Kero Kero Bonito – Picture This
Last year, I saw a DJ set from the producer SOPHIE and twelve months on, I’m still struggling to make head or tail of what went on.
It was your usual British festival crowd – men dressed exclusively in clothes from Urban Outfitters and girls in tiny denim shorts – and they were having the time of their lives, yet SOPHIE appeared to be wilfully sabotaging his own set. He’d stop and start tracks, change to undanceable, jerky beats and tempos, and generally appear as if he were changing his mind about what to do every thirty seconds. Most striking though, were the visuals which, amongst other things, included graphic, close-up footage of surgery. Did this phase the crowd? Of course not. It was a festival; everyone had drunk half their own bodyweight in Tuborg by that point anyway.
It shouldn’t have come as a surprise. SOPHIE is part of the PC Music stable – a group of artists who make lurid, hypnagogic pop music whilst treating their approach to fame and celebrity as a kind of art project. They court the trendiest parts of the indie cognoscenti whilst displaying contempt for their audience and producing tracks which, let’s be honest, sound like Scooter half the time.
Whilst not affiliated with PC Music per se, London electro-pop trio Kero Kero Bonito certainly share many of the same hallmarks. They draw heavily from J-pop and video game music (arguably their best known track, Sick Beat, samples the game Super Mario 64), and write songs on Casio keyboards. Not only that, one of them performs under the name Kane West and releases artwork which features nothing but the Comic Sans font.
This could all degenerate into a horrendous hipster-ish in-joke. You can certainly imagine it being lauded in Sugar Ape magazine, the publication central to the TV series Nathan Barley. On the surface, 2014’s Picture This fits in with the style over substance accusations. It’s twee, catchy and appears to be completely mindless. I mean, it’s a song about taking photographs of everything – in the Instagram age, what could be more disposable?

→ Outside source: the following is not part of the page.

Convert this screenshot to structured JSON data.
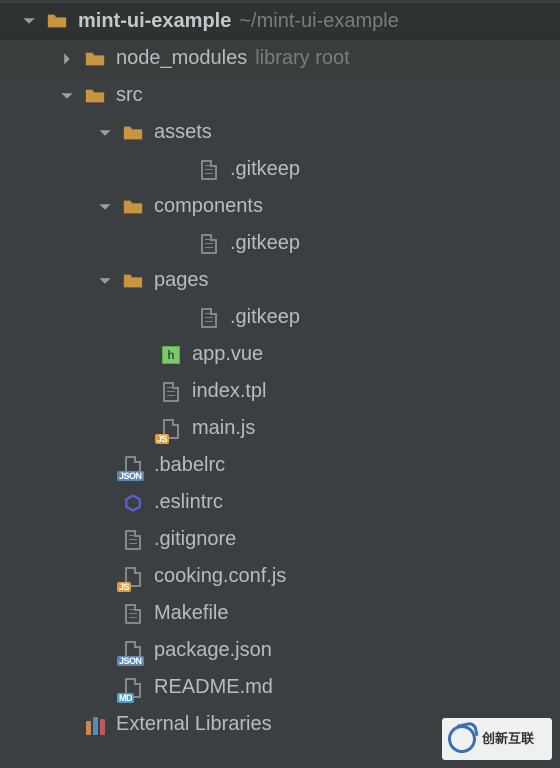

But actually, there’s an incredibly wry, dry wit at work here. The chorus tells us when taking a picture, “don’t forget to show everybody you’ve ever known”. A cursory glance at your Facebook news feed will tell you that’s exactly what we’re all doing. We’ve become a generation self-obsessed, all treating social media as if we’re each the stars of our own television shows. The line is both throwaway and cutting – as if we’d forget to show everybody we’ve ever known.
Then there’s the flipside of this. Digital photography may be so ubiquitous that a single picture is essentially meaningless, but in our own way, we’re documenting the here and now, and we can look back on those memories. “When you’re old and wise you’ll find / All the shots you’ve got / Bring back the time it’s easy to believe / Yesterday was so sweet”. Think of the pangs of nostalgia or the Proustian rush that comes from Facebook reminding you a certain picture was taken on this day five years ago. It’s social commentary dressed up as the fluffiest of confections.

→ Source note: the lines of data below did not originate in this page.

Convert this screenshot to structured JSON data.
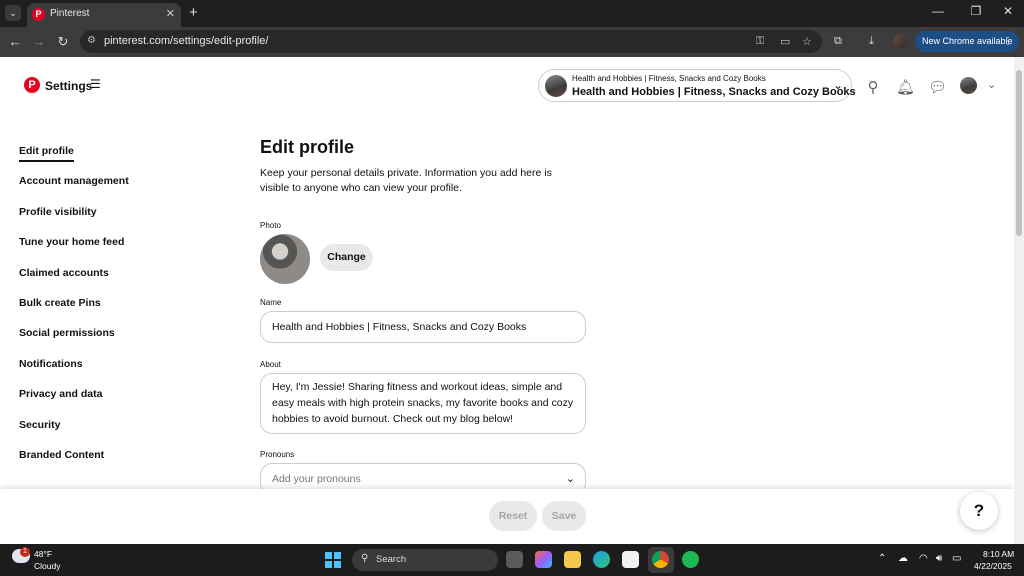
{
  "browser": {
    "tab_title": "Pinterest",
    "url": "pinterest.com/settings/edit-profile/",
    "update_button": "New Chrome available",
    "icons": [
      "tab-search-icon",
      "close-icon",
      "plus-icon",
      "back-icon",
      "forward-icon",
      "reload-icon",
      "key-icon",
      "cast-icon",
      "star-icon",
      "extensions-icon",
      "download-icon",
      "more-icon"
    ]
  },
  "header": {
    "settings_label": "Settings",
    "account_small": "Health and Hobbies | Fitness, Snacks and Cozy Books",
    "account_name": "Health and Hobbies | Fitness, Snacks and Cozy Books"
  },
  "sidebar": {
    "items": [
      {
        "label": "Edit profile",
        "active": true
      },
      {
        "label": "Account management"
      },
      {
        "label": "Profile visibility"
      },
      {
        "label": "Tune your home feed"
      },
      {
        "label": "Claimed accounts"
      },
      {
        "label": "Bulk create Pins"
      },
      {
        "label": "Social permissions"
      },
      {
        "label": "Notifications"
      },
      {
        "label": "Privacy and data"
      },
      {
        "label": "Security"
      },
      {
        "label": "Branded Content"
      }
    ]
  },
  "main": {
    "title": "Edit profile",
    "description": "Keep your personal details private. Information you add here is visible to anyone who can view your profile.",
    "photo_label": "Photo",
    "change_button": "Change",
    "name_label": "Name",
    "name_value": "Health and Hobbies | Fitness, Snacks and Cozy Books",
    "about_label": "About",
    "about_value": "Hey, I'm Jessie! Sharing fitness and workout ideas, simple and easy meals with high protein snacks, my favorite books and cozy hobbies to avoid burnout. Check out my blog below!",
    "pronouns_label": "Pronouns",
    "pronouns_placeholder": "Add your pronouns"
  },
  "footer": {
    "reset_button": "Reset",
    "save_button": "Save",
    "help_button": "?"
  },
  "taskbar": {
    "weather_badge": "1",
    "temperature": "48°F",
    "condition": "Cloudy",
    "search_label": "Search",
    "time": "8:10 AM",
    "date": "4/22/2025"
  },
  "colors": {
    "pinterest_red": "#e60023",
    "chrome_dark": "#3c3c3c",
    "update_blue": "#1d4f86"
  }
}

The best pop music is thrilling and instantaneous, while the greatest songs speak to us on a deeper level. It’s not that Picture This is an anthem for our times as such, but it certainly speaks to who we are and what we’ve become. But you can choose to ignore all that if you like, and you’ve just got a cracking slice of J-pop that will rattle around your head for days.
Entered chart: Did not chart
Who could sing this today and have a hit? The answer to this question, as it is to many, many questions, is Charli XCX.
“Yesterday was so sweet” gives it just the right undertow of melancholy.